### Activity
Restate all of the data exactly.

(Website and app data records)
..........

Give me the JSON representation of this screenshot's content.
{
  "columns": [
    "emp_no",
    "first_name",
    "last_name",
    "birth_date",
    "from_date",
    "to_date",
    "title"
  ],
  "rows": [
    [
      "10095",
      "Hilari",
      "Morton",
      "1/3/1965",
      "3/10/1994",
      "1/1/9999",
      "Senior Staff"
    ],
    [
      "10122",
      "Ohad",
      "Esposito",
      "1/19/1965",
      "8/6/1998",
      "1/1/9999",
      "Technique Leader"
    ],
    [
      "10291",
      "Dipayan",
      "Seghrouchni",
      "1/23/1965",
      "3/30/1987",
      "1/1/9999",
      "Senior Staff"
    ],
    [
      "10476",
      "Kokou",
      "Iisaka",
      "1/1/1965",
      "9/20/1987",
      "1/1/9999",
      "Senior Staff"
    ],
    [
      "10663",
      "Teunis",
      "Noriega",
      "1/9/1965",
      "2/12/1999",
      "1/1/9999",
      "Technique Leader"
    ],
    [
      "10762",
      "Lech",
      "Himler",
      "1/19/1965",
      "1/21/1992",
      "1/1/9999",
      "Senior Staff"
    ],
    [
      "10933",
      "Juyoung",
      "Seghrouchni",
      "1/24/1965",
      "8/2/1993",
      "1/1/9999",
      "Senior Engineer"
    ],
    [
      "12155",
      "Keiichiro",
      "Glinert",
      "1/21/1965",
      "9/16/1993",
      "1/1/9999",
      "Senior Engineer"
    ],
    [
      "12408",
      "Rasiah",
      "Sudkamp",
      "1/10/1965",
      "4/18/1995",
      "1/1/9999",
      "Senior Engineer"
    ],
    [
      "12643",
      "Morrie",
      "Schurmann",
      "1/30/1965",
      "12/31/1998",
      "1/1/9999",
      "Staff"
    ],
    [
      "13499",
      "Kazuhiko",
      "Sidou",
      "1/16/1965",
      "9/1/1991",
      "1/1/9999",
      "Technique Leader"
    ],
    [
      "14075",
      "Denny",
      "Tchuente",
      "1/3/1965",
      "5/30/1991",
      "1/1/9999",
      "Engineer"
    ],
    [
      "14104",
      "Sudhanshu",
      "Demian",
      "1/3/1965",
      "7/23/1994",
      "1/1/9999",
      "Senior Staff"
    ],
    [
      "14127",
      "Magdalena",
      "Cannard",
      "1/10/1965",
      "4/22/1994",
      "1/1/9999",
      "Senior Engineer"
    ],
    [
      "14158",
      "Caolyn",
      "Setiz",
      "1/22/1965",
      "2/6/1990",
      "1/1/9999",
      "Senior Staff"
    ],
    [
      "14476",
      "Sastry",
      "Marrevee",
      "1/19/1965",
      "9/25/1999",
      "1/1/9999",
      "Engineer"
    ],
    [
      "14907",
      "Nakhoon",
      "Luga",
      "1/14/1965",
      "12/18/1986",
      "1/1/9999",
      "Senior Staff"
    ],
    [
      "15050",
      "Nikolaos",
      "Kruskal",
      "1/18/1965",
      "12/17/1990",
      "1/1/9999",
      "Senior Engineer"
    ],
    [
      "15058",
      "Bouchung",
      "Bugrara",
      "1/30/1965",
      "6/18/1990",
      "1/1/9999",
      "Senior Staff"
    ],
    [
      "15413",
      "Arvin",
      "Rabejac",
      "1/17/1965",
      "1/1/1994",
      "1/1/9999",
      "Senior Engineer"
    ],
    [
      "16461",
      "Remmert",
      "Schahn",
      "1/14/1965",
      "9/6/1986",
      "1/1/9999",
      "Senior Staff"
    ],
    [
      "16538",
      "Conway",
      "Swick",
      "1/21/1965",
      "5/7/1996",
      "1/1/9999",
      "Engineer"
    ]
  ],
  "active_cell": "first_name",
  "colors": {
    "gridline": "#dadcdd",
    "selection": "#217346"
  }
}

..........

### Exercise answer
Give me the JSON representation of this screenshot's content.
{
  "columns": [
    "emp_no",
    "first_name",
    "last_name",
    "birth_date",
    "from_date",
    "to_date",
    "title"
  ],
  "rows": [
    [
      "10095",
      "Hilari",
      "Morton",
      "1/3/1965",
      "3/10/1994",
      "1/1/9999",
      "Senior Staff"
    ],
    [
      "10122",
      "Ohad",
      "Esposito",
      "1/19/1965",
      "8/6/1998",
      "1/1/9999",
      "Technique Leader"
    ],
    [
      "10291",
      "Dipayan",
      "Seghrouchni",
      "1/23/1965",
      "3/30/1987",
      "1/1/9999",
      "Senior Staff"
    ],
    [
      "10476",
      "Kokou",
      "Iisaka",
      "1/1/1965",
      "9/20/1987",
      "1/1/9999",
      "Senior Staff"
    ],
    [
      "10663",
      "Teunis",
      "Noriega",
      "1/9/1965",
      "2/12/1999",
      "1/1/9999",
      "Technique Leader"
    ],
    [
      "10762",
      "Lech",
      "Himler",
      "1/19/1965",
      "1/21/1992",
      "1/1/9999",
      "Senior Staff"
    ],
    [
      "10933",
      "Juyoung",
      "Seghrouchni",
      "1/24/1965",
      "8/2/1993",
      "1/1/9999",
      "Senior Engineer"
    ],
    [
      "12155",
      "Keiichiro",
      "Glinert",
      "1/21/1965",
      "9/16/1993",
      "1/1/9999",
      "Senior Engineer"
    ],
    [
      "12408",
      "Rasiah",
      "Sudkamp",
      "1/10/1965",
      "4/18/1995",
      "1/1/9999",
      "Senior Engineer"
    ],
    [
      "12643",
      "Morrie",
      "Schurmann",
      "1/30/1965",
      "12/31/1998",
      "1/1/9999",
      "Staff"
    ],
    [
      "13499",
      "Kazuhiko",
      "Sidou",
      "1/16/1965",
      "9/1/1991",
      "1/1/9999",
      "Technique Leader"
    ],
    [
      "14075",
      "Denny",
      "Tchuente",
      "1/3/1965",
      "5/30/1991",
      "1/1/9999",
      "Engineer"
    ],
    [
      "14104",
      "Sudhanshu",
      "Demian",
      "1/3/1965",
      "7/23/1994",
      "1/1/9999",
      "Senior Staff"
    ],
    [
      "14127",
      "Magdalena",
      "Cannard",
      "1/10/1965",
      "4/22/1994",
      "1/1/9999",
      "Senior Engineer"
    ],
    [
      "14158",
      "Caolyn",
      "Setiz",
      "1/22/1965",
      "2/6/1990",
      "1/1/9999",
      "Senior Staff"
    ],
    [
      "14476",
      "Sastry",
      "Marrevee",
      "1/19/1965",
      "9/25/1999",
      "1/1/9999",
      "Engineer"
    ],
    [
      "14907",
      "Nakhoon",
      "Luga",
      "1/14/1965",
      "12/18/1986",
      "1/1/9999",
      "Senior Staff"
    ],
    [
      "15050",
      "Nikolaos",
      "Kruskal",
      "1/18/1965",
      "12/17/1990",
      "1/1/9999",
      "Senior Engineer"
    ],
    [
      "15058",
      "Bouchung",
      "Bugrara",
      "1/30/1965",
      "6/18/1990",
      "1/1/9999",
      "Senior Staff"
    ],
    [
      "15413",
      "Arvin",
      "Rabejac",
      "1/17/1965",
      "1/1/1994",
      "1/1/9999",
      "Senior Engineer"
    ],
    [
      "16461",
      "Remmert",
      "Schahn",
      "1/14/1965",
      "9/6/1986",
      "1/1/9999",
      "Senior Staff"
    ],
    [
      "16538",
      "Conway",
      "Swick",
      "1/21/1965",
      "5/7/1996",
      "1/1/9999",
      "Engineer"
    ]
  ],
  "active_cell": "first_name",
  "colors": {
    "gridline": "#dadcdd",
    "selection": "#217346"
  }
}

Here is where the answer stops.